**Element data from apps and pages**

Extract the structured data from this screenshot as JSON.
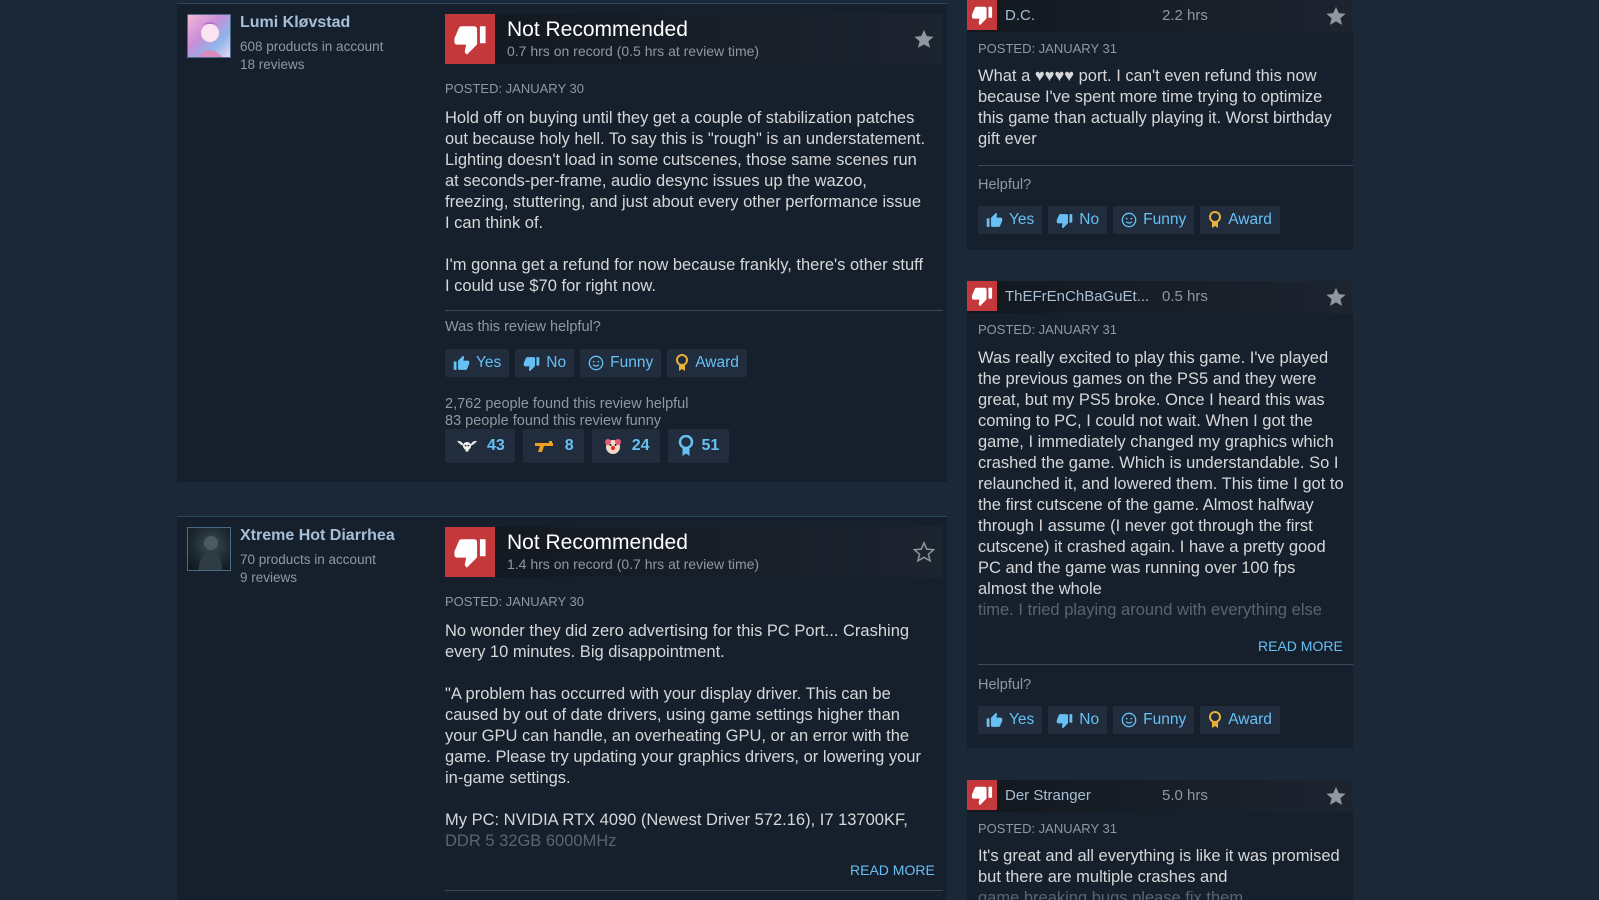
{
  "reviews": [
    {
      "author": "Lumi Kløvstad",
      "products": "608 products in account",
      "review_count": "18 reviews",
      "verdict": "Not Recommended",
      "hours": "0.7 hrs on record (0.5 hrs at review time)",
      "posted": "POSTED: JANUARY 30",
      "paragraphs": [
        "Hold off on buying until they get a couple of stabilization patches out because holy hell. To say this is \"rough\" is an understatement. Lighting doesn't load in some cutscenes, those same scenes run at seconds-per-frame, audio desync issues up the wazoo, freezing, stuttering, and just about every other performance issue I can think of.",
        "I'm gonna get a refund for now because frankly, there's other stuff I could use $70 for right now."
      ],
      "helpful_question": "Was this review helpful?",
      "buttons": {
        "yes": "Yes",
        "no": "No",
        "funny": "Funny",
        "award": "Award"
      },
      "helpful_count": "2,762 people found this review helpful",
      "funny_count": "83 people found this review funny",
      "awards": [
        {
          "icon": "winged-skull-award-icon",
          "count": "43"
        },
        {
          "icon": "pistol-award-icon",
          "count": "8"
        },
        {
          "icon": "clown-award-icon",
          "count": "24"
        },
        {
          "icon": "ribbon-award-icon",
          "count": "51"
        }
      ]
    },
    {
      "author": "Xtreme Hot Diarrhea",
      "products": "70 products in account",
      "review_count": "9 reviews",
      "verdict": "Not Recommended",
      "hours": "1.4 hrs on record (0.7 hrs at review time)",
      "posted": "POSTED: JANUARY 30",
      "paragraphs": [
        "No wonder they did zero advertising for this PC Port... Crashing every 10 minutes. Big disappointment.",
        "\"A problem has occurred with your display driver. This can be caused by out of date drivers, using game settings higher than your GPU can handle, an overheating GPU, or an error with the game. Please try updating your graphics drivers, or lowering your in-game settings.",
        "My PC: NVIDIA RTX 4090 (Newest Driver 572.16), I7 13700KF,"
      ],
      "faded_line": "DDR 5 32GB 6000MHz",
      "read_more": "READ MORE"
    }
  ],
  "side_reviews": [
    {
      "author": "D.C.",
      "hours": "2.2 hrs",
      "posted": "POSTED: JANUARY 31",
      "text": "What a ♥♥♥♥ port. I can't even refund this now because I've spent more time trying to optimize this game than actually playing it. Worst birthday gift ever",
      "helpful_question": "Helpful?",
      "buttons": {
        "yes": "Yes",
        "no": "No",
        "funny": "Funny",
        "award": "Award"
      }
    },
    {
      "author": "ThEFrEnChBaGuEt...",
      "hours": "0.5 hrs",
      "posted": "POSTED: JANUARY 31",
      "text": "Was really excited to play this game. I've played the previous games on the PS5 and they were great, but my PS5 broke. Once I heard this was coming to PC, I could not wait. When I got the game, I immediately changed my graphics which crashed the game. Which is understandable. So I relaunched it, and lowered them. This time I got to the first cutscene of the game. Almost halfway through I assume (I never got through the first cutscene) it crashed again. I have a pretty good PC and the game was running over 100 fps almost the whole",
      "faded_line": "time. I tried playing around with everything else",
      "read_more": "READ MORE",
      "helpful_question": "Helpful?",
      "buttons": {
        "yes": "Yes",
        "no": "No",
        "funny": "Funny",
        "award": "Award"
      }
    },
    {
      "author": "Der Stranger",
      "hours": "5.0 hrs",
      "posted": "POSTED: JANUARY 31",
      "text": "It's great and all everything is like it was promised but there are multiple crashes and",
      "faded_line": "game breaking bugs please fix them"
    }
  ],
  "colors": {
    "background": "#1b2838",
    "card": "#16202d",
    "thumb_down": "#c4373a",
    "link": "#66c0f4",
    "award_gold": "#e8b23a"
  }
}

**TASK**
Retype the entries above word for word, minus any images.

**ANSWER SECTION**
Extract the structured data from this screenshot as JSON.
{
  "reviews": [
    {
      "author": "Lumi Kløvstad",
      "products": "608 products in account",
      "review_count": "18 reviews",
      "verdict": "Not Recommended",
      "hours": "0.7 hrs on record (0.5 hrs at review time)",
      "posted": "POSTED: JANUARY 30",
      "paragraphs": [
        "Hold off on buying until they get a couple of stabilization patches out because holy hell. To say this is \"rough\" is an understatement. Lighting doesn't load in some cutscenes, those same scenes run at seconds-per-frame, audio desync issues up the wazoo, freezing, stuttering, and just about every other performance issue I can think of.",
        "I'm gonna get a refund for now because frankly, there's other stuff I could use $70 for right now."
      ],
      "helpful_question": "Was this review helpful?",
      "buttons": {
        "yes": "Yes",
        "no": "No",
        "funny": "Funny",
        "award": "Award"
      },
      "helpful_count": "2,762 people found this review helpful",
      "funny_count": "83 people found this review funny",
      "awards": [
        {
          "icon": "winged-skull-award-icon",
          "count": "43"
        },
        {
          "icon": "pistol-award-icon",
          "count": "8"
        },
        {
          "icon": "clown-award-icon",
          "count": "24"
        },
        {
          "icon": "ribbon-award-icon",
          "count": "51"
        }
      ]
    },
    {
      "author": "Xtreme Hot Diarrhea",
      "products": "70 products in account",
      "review_count": "9 reviews",
      "verdict": "Not Recommended",
      "hours": "1.4 hrs on record (0.7 hrs at review time)",
      "posted": "POSTED: JANUARY 30",
      "paragraphs": [
        "No wonder they did zero advertising for this PC Port... Crashing every 10 minutes. Big disappointment.",
        "\"A problem has occurred with your display driver. This can be caused by out of date drivers, using game settings higher than your GPU can handle, an overheating GPU, or an error with the game. Please try updating your graphics drivers, or lowering your in-game settings.",
        "My PC: NVIDIA RTX 4090 (Newest Driver 572.16), I7 13700KF,"
      ],
      "faded_line": "DDR 5 32GB 6000MHz",
      "read_more": "READ MORE"
    }
  ],
  "side_reviews": [
    {
      "author": "D.C.",
      "hours": "2.2 hrs",
      "posted": "POSTED: JANUARY 31",
      "text": "What a ♥♥♥♥ port. I can't even refund this now because I've spent more time trying to optimize this game than actually playing it. Worst birthday gift ever",
      "helpful_question": "Helpful?",
      "buttons": {
        "yes": "Yes",
        "no": "No",
        "funny": "Funny",
        "award": "Award"
      }
    },
    {
      "author": "ThEFrEnChBaGuEt...",
      "hours": "0.5 hrs",
      "posted": "POSTED: JANUARY 31",
      "text": "Was really excited to play this game. I've played the previous games on the PS5 and they were great, but my PS5 broke. Once I heard this was coming to PC, I could not wait. When I got the game, I immediately changed my graphics which crashed the game. Which is understandable. So I relaunched it, and lowered them. This time I got to the first cutscene of the game. Almost halfway through I assume (I never got through the first cutscene) it crashed again. I have a pretty good PC and the game was running over 100 fps almost the whole",
      "faded_line": "time. I tried playing around with everything else",
      "read_more": "READ MORE",
      "helpful_question": "Helpful?",
      "buttons": {
        "yes": "Yes",
        "no": "No",
        "funny": "Funny",
        "award": "Award"
      }
    },
    {
      "author": "Der Stranger",
      "hours": "5.0 hrs",
      "posted": "POSTED: JANUARY 31",
      "text": "It's great and all everything is like it was promised but there are multiple crashes and",
      "faded_line": "game breaking bugs please fix them"
    }
  ],
  "colors": {
    "background": "#1b2838",
    "card": "#16202d",
    "thumb_down": "#c4373a",
    "link": "#66c0f4",
    "award_gold": "#e8b23a"
  }
}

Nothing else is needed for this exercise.